(Data records for software interfaces)
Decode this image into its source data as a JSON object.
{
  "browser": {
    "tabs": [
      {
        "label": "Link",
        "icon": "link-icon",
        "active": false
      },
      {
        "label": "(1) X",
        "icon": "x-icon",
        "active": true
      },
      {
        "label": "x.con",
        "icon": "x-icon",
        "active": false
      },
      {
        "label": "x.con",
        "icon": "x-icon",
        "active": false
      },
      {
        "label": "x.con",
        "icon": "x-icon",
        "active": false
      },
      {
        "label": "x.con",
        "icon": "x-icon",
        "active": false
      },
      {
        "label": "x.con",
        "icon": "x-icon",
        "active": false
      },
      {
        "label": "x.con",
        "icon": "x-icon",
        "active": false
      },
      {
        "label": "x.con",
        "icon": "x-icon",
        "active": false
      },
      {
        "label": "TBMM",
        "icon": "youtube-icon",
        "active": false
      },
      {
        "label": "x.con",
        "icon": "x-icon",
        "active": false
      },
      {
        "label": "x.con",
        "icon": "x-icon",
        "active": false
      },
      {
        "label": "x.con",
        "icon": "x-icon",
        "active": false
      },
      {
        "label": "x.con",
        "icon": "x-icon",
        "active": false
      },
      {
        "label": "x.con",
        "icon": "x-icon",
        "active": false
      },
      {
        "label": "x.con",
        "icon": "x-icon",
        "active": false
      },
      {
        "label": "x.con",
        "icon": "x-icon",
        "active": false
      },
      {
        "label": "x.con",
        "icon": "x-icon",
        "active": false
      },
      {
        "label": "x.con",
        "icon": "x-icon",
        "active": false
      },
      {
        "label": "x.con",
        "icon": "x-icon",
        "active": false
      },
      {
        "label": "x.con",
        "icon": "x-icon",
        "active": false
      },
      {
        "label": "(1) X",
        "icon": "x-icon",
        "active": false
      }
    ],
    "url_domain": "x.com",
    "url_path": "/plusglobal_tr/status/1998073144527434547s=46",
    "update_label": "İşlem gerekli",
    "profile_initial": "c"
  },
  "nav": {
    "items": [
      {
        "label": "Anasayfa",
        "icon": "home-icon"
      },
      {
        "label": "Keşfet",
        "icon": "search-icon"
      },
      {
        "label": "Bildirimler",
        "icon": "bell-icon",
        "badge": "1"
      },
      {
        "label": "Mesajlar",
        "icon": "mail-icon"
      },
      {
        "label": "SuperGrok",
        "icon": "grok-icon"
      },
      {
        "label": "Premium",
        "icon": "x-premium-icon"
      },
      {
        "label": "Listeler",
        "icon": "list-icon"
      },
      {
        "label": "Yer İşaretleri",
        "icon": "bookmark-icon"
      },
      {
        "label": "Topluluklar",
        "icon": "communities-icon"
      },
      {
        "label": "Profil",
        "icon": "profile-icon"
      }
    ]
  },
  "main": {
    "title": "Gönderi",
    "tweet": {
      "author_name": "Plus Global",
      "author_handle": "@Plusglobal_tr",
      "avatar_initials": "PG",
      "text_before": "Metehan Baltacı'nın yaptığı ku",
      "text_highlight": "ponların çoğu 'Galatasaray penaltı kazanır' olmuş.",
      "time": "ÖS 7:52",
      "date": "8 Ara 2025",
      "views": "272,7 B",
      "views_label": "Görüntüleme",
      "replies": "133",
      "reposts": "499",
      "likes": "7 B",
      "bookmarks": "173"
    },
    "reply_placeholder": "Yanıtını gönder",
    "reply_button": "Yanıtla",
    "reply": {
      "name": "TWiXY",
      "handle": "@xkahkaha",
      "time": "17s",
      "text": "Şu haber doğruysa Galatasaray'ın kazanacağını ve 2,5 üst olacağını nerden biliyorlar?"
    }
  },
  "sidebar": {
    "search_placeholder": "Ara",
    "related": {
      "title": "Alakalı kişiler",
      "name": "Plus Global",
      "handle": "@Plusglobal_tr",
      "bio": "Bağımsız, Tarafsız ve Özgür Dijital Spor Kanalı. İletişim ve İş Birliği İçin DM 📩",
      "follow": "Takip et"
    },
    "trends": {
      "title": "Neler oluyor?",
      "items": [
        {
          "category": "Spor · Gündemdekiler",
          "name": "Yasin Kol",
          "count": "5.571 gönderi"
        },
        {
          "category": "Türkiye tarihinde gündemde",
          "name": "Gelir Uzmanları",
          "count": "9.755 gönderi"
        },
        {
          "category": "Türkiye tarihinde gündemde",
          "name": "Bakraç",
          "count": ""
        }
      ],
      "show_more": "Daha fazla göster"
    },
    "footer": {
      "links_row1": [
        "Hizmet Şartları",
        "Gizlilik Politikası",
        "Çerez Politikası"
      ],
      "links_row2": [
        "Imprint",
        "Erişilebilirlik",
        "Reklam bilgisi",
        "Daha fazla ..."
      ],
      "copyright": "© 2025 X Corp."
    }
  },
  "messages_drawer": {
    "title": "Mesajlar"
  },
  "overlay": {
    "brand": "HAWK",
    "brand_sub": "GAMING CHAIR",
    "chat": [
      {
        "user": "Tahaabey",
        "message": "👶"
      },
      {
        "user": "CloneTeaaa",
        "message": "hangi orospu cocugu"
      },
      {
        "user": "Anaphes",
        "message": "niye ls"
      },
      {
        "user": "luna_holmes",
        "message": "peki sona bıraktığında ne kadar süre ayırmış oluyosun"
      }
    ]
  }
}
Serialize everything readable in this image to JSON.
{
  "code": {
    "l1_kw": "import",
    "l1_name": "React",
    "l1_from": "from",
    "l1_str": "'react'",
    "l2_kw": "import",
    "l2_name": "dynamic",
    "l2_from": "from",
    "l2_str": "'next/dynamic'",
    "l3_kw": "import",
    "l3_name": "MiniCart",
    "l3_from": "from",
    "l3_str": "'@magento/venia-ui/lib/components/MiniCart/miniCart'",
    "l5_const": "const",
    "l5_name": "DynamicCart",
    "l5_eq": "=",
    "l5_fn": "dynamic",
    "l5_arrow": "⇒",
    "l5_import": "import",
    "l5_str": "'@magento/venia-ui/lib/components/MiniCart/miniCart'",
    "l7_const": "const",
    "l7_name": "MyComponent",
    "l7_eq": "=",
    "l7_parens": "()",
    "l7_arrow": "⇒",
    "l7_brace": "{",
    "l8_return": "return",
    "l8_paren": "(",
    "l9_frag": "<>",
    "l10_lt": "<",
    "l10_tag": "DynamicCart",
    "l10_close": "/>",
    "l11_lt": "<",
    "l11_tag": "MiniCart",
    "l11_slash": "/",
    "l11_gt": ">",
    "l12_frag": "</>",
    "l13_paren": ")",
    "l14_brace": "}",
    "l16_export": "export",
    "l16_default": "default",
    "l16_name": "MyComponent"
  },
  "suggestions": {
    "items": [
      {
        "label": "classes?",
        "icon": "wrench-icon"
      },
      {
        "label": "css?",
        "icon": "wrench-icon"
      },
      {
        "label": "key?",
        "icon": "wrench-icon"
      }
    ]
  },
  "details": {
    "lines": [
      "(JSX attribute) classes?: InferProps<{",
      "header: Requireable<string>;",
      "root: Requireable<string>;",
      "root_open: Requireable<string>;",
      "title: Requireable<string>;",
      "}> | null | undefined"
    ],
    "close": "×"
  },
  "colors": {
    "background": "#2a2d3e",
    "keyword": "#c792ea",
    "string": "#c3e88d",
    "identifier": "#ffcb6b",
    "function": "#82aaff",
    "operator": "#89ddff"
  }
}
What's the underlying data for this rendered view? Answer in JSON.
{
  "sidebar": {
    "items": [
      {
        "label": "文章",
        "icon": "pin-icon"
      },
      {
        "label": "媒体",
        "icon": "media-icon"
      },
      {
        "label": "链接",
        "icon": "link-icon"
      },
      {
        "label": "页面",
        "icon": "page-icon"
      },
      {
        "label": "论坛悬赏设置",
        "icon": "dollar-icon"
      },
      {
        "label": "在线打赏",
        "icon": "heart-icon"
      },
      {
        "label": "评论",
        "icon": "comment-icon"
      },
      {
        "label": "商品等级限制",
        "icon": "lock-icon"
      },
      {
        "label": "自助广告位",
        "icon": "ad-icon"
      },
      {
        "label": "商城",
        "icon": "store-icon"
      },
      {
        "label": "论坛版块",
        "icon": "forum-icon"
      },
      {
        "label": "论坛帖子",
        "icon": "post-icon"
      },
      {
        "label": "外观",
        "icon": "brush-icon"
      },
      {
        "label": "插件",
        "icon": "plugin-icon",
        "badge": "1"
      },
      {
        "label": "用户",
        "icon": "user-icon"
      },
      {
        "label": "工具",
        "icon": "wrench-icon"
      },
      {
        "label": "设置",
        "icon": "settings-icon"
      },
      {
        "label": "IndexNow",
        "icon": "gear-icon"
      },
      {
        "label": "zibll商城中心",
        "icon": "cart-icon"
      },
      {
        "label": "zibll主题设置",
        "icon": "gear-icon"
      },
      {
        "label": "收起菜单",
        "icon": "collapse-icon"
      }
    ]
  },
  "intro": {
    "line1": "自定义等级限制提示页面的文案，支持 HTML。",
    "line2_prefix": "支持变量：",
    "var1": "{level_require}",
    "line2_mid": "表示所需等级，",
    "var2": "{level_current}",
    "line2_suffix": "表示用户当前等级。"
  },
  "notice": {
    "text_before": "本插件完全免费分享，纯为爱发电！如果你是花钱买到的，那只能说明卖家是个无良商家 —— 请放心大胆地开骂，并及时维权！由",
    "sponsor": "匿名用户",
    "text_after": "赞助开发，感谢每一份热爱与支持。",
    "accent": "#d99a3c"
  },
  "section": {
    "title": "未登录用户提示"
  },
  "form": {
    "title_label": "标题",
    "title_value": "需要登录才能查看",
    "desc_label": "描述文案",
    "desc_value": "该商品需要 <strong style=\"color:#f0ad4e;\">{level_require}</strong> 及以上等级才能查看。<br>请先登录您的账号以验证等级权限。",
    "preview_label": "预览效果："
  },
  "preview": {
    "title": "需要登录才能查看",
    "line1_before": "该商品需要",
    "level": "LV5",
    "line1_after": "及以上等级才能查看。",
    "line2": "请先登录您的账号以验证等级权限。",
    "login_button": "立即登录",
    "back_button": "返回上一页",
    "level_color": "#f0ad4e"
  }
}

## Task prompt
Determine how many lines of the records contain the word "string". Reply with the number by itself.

## Written reply
5